National Aeronautics and Space Administration (NASA)

The National Aeronautics and Space Administration is responsible for science and technology relating to airplanes or space. NASA is an independent civilian space agency that is controlled by the Executive Branch of the US government. NASA is headquartered in Washington, D.C., but has 10 field centers located across the country.

National Science Foundation (NSF)

The National Science Foundation is an independent federal agency of the US government to support scientific research that transforms the future. Specifically, the NSF is tasked with supporting research in all fields of fundamental science and engineering, with the exception of medical sciences. The NSF is the funding source for approximately 25% of all federally supported basic research conducted by American colleges and universities.
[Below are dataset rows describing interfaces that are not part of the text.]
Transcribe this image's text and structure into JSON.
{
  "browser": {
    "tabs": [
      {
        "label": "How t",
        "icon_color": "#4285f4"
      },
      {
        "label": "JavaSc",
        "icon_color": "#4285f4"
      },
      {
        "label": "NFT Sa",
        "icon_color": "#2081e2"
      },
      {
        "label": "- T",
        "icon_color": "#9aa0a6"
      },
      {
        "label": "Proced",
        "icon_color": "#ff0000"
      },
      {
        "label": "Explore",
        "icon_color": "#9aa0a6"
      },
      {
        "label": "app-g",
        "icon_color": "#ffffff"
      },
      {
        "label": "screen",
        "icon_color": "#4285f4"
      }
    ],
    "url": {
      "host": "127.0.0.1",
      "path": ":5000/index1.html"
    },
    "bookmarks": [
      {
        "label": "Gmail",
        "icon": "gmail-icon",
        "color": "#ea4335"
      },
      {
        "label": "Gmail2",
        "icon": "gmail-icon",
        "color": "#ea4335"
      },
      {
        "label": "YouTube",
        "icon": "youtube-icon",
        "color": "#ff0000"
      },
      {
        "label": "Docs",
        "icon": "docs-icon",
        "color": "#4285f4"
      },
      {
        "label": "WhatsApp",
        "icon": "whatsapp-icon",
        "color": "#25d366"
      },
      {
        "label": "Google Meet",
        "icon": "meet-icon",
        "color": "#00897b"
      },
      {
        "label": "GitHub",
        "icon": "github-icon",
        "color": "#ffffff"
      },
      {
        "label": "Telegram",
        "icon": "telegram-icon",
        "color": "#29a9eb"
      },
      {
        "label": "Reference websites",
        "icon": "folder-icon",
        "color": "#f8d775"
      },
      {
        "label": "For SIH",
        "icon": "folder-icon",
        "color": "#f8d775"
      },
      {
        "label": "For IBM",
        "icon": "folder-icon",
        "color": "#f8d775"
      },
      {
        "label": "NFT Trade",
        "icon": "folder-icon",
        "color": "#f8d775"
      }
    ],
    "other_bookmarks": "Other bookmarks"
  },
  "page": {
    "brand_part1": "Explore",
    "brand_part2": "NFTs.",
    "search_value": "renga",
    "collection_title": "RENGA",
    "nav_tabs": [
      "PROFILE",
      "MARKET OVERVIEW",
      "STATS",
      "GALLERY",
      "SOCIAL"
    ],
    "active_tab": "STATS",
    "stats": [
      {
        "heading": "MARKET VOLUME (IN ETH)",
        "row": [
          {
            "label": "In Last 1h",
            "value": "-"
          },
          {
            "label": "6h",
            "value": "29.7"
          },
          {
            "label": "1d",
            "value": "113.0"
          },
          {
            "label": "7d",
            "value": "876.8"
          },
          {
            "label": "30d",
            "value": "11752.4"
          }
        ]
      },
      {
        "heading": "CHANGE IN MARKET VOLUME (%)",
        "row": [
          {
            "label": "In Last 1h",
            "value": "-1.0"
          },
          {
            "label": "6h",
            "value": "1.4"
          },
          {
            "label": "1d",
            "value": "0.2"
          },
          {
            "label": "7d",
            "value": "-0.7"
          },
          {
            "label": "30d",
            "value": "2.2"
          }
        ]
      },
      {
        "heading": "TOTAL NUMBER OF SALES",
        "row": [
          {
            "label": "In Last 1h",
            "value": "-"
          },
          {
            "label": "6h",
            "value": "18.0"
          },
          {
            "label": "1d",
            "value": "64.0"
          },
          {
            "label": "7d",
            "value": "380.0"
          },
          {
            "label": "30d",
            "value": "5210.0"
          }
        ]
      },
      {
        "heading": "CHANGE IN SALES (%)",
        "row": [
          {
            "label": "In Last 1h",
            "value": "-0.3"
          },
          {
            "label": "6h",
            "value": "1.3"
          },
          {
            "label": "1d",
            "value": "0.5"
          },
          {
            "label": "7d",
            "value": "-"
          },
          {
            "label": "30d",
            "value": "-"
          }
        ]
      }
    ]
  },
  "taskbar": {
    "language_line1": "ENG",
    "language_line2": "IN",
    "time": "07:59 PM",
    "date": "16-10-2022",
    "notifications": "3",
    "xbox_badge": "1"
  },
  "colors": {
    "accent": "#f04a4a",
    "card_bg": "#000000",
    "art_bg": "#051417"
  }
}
Principal Investigator (PI)

The individual responsible for the preparation, conduct, and administration of a federal research grant, cooperative agreement, contract, or other funded project. A PI is generally identified for SBIR and STTR type programs.Typically, this person is required to work full time at the business. A contract amendment is required to change the PI once a contract is awarded.

Unique Entity Identifier (UEI) 

Upon registering at sam.gov, your company will be assigned a Unique Entity Identifier (UEI), a 12-digit code specifically identifies your company for the federal government. This code is issued free of charge.

United States Department of Commerce (DoC)

The Department of Commerce is responsible for creating the conditions for economic growth and opportunity for communities in the United States.  


The System for Award Management (SAM.gov) is a free website that businesses must register through to do business with the U.S. government.


An announcement released by an entity to solicit responses based on specific needs, interest and criteria. Solicitations provide comprehensive information about what the entity is looking for, a timeline, award criteria and guidelines for the submission structure. 

Small Business Innovation Research Program (SBIR)

A competitive multi-phase award system which provides qualified small business concerns with opportunities to propose innovative ideas that meet the specific research and development needs of the federal government. SBIRs do not require submitting companies to partner with a non-profit research institution as part of the process. Each year, Federal agencies with extramural research and development (R&D) budgets that exceed $100 million are required to allocate 3.2% (since FY2017) of this extramural R&D budget to fund small businesses through the SBIR program. Currently 11 Federal agencies participate in SBIR including USDA, DoD, DOC , DOE, ED, HHS (including NIH, CDC, and FAA), DHS, DoT, EPA, NASA, and NSF. Each agency administers its own individual program within guidelines established by Congress.  

Small Business Technology Transfer Program (STTR)

A competitive multi-phase award system which provides qualified small business concerns with opportunities to propose innovative ideas that meet the specific research and development needs of the federal government. Companies interested in pursuing STTR funding must partner/collaborate with a U.S.-based non-profit research institution, such as a university. This is the primary difference between the two programs. Federal agencies with extramural R&D budgets that exceed $1 billion are required to reserve 0.45% (since FY2016) of this extramural R&D budget for the STTR program. Currently, five federal agencies participate in STTR including DoD, HHS, NASA, DOE, and NSF.  Each agency administers its own individual program within guidelines established by Congress.  

United States Department of Agriculture (USDA)

The United States Department of Agriculture is the federal executive department responsible for developing and executing federal laws related to farming, forestry, rural economic development, and food.